Google is great at research and it has always been its forte. Since 1998, the company has released 5,779 white papers.
According to Jason Wei, AI researcher at OpenAI, and ex-Google Brain employee, at Google, the focus was on writing research papers on fundamental topics.
Echoing similar thoughts, Shreyans Bhansali, co-founder and CTO of Maven and former engineering manager, of education at Google, said that Google’s work environment offers a unique global access akin to a “second passport,” providing entry to a vast network and a wealth of resources, including a large codebase and comprehensive strategy documents.
However, Google lacks good marketing. It works on the principle of “let’s throw a bunch and see what sticks,” lacking a solid strategy. It likes to experiment publicly, banking on the hope that one out of many products will succeed, despite frequent failures like Google Play Music, Google+, Google Answers, Google Nexus, Google Glass, Google Video, and Allo. This trial-and-error philosophy might make users sceptical about trying new Google products. Some argue that the company learns from mistakes, but repeated failures can still impact user trust.
The company has been in this situation because it is so difficult to justify diverting resources away from the ongoing profitable products, or potentially even cannibalising Search to promote LLMs. They need all the relevant high-ups to agree on the agenda, actively fight for enormous resources, and push back against all the other parties that want minimal disruption. Too many stars need to align. That is a very tall order.
While Google is mostly research-oriented, OpenAI focuses on research as well as getting its products into marketing faster, making them monetisable. Even with Bard, Google launched it in haste to compete with rival OpenAI, but the product faced criticism for its underwhelming performance.
Moving to OpenAI forced Wei to figure out a new optimisation objective with a different set of challenges and priorities, such as aligning projects with team objectives, exploring new research paradigms like reinforcement learning, and applying research to practical AI applications.

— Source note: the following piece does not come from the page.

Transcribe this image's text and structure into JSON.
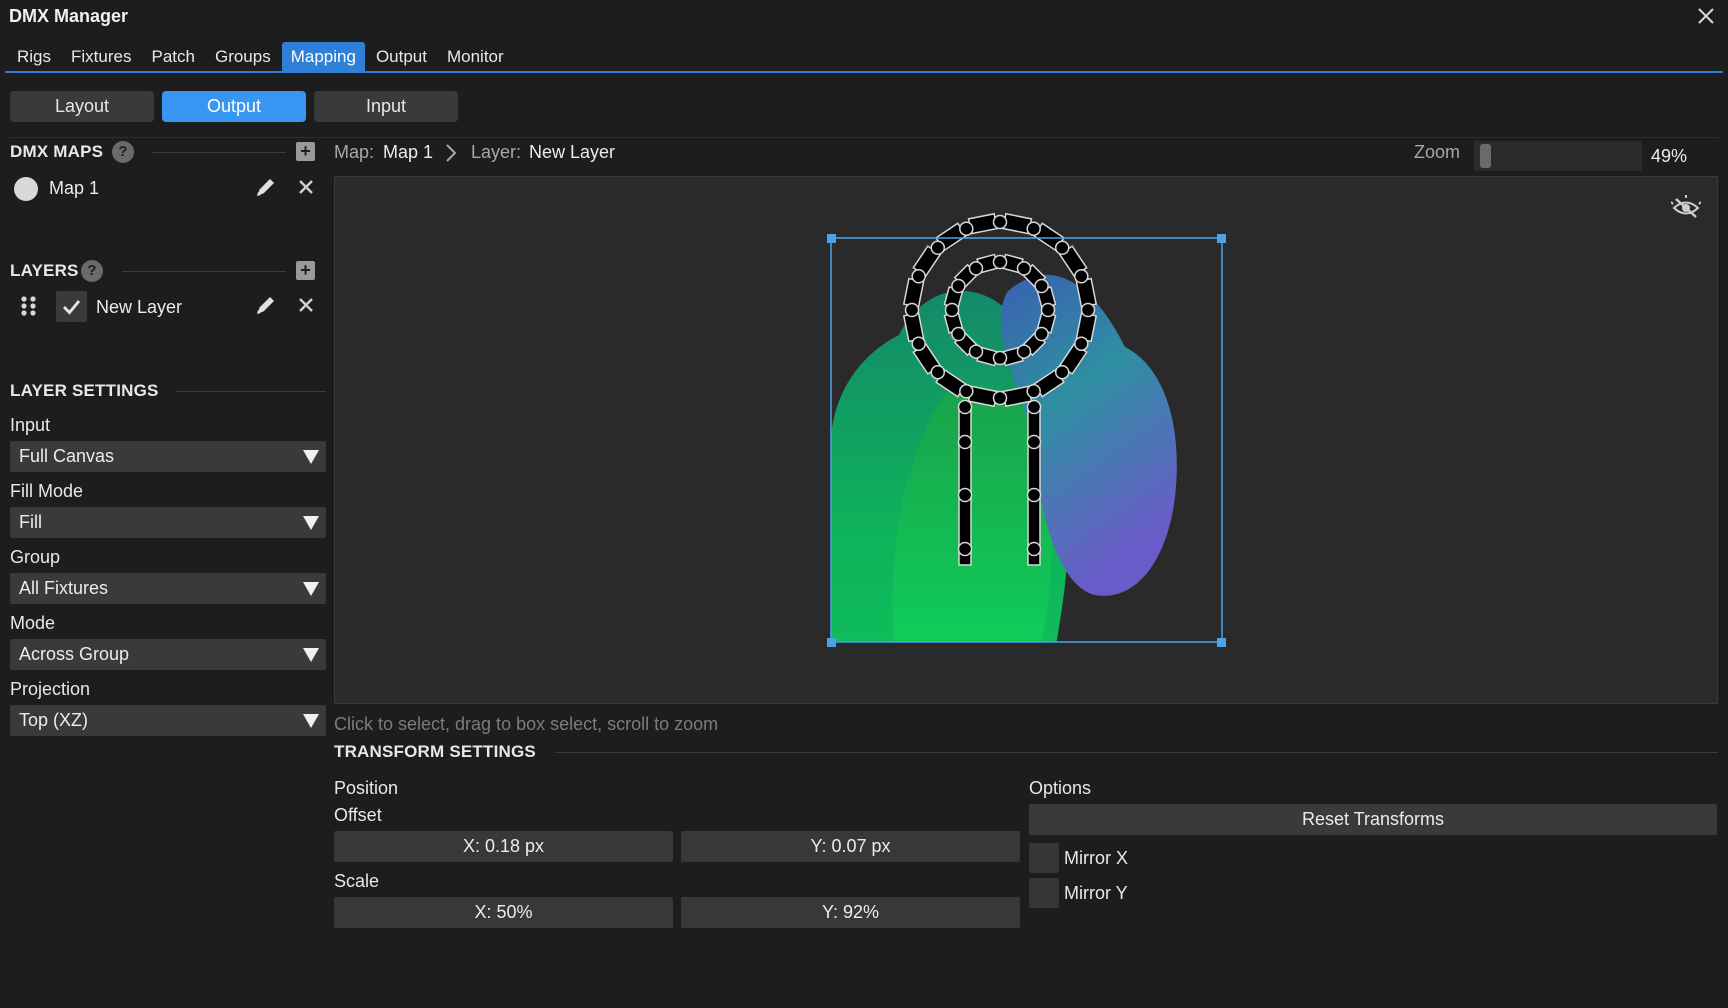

This shift required abandoning some old skills and embracing new directions.
Brain Drain is Back
Since the launch of ChatGPT, OpenAI has grown from having a lean workforce of 375 individuals to around 1376 members in less than a year. Currently, it has over 12 open positions in its tech team like Engineering Manager, DALL-E, Engineering Manager, Fine Tuning API and more.
Google is currently working on Gemini, which is said to be “more capable than OpenAI’s GPT-4”, as per DeepMind CEO Demis Hassabis. Even though Gemini was expected to come out this fall, there is still no sight of it, especially when Sundar Pichai failed to mention it during the Q3 earnings call.
Meanwhile, OpenAI has decided to actively up its recruitment efforts against Google, aiming to attract top AI talent by offering pay packages worth up to $10 million, emphasising the opportunity to secure stock options at the current valuation of $27 billion, as per a recent report by The Information.
It also recently provided raises to junior employees and successfully hired key researchers from Google, particularly those involved in the making of Gemini. For example, it has successfully brought on board Jiahui Yu, a key contributor to Gemini.
However, there’s another catch. If the $10 million compensation package vested over four years, which is plausible for very strong hires, it could bankrupt OpenAI.
As OpenAI strategically positions itself with a nearly tripled valuation of over $80 billion, the company’s promise of quick stock bumps and lucrative compensation packages, combined with its efforts to offer a unique optimisation landscape, serves as a compelling narrative in the ongoing narrative of talent acquisition.
Read more: Why are Big-Tech Employees Quitting?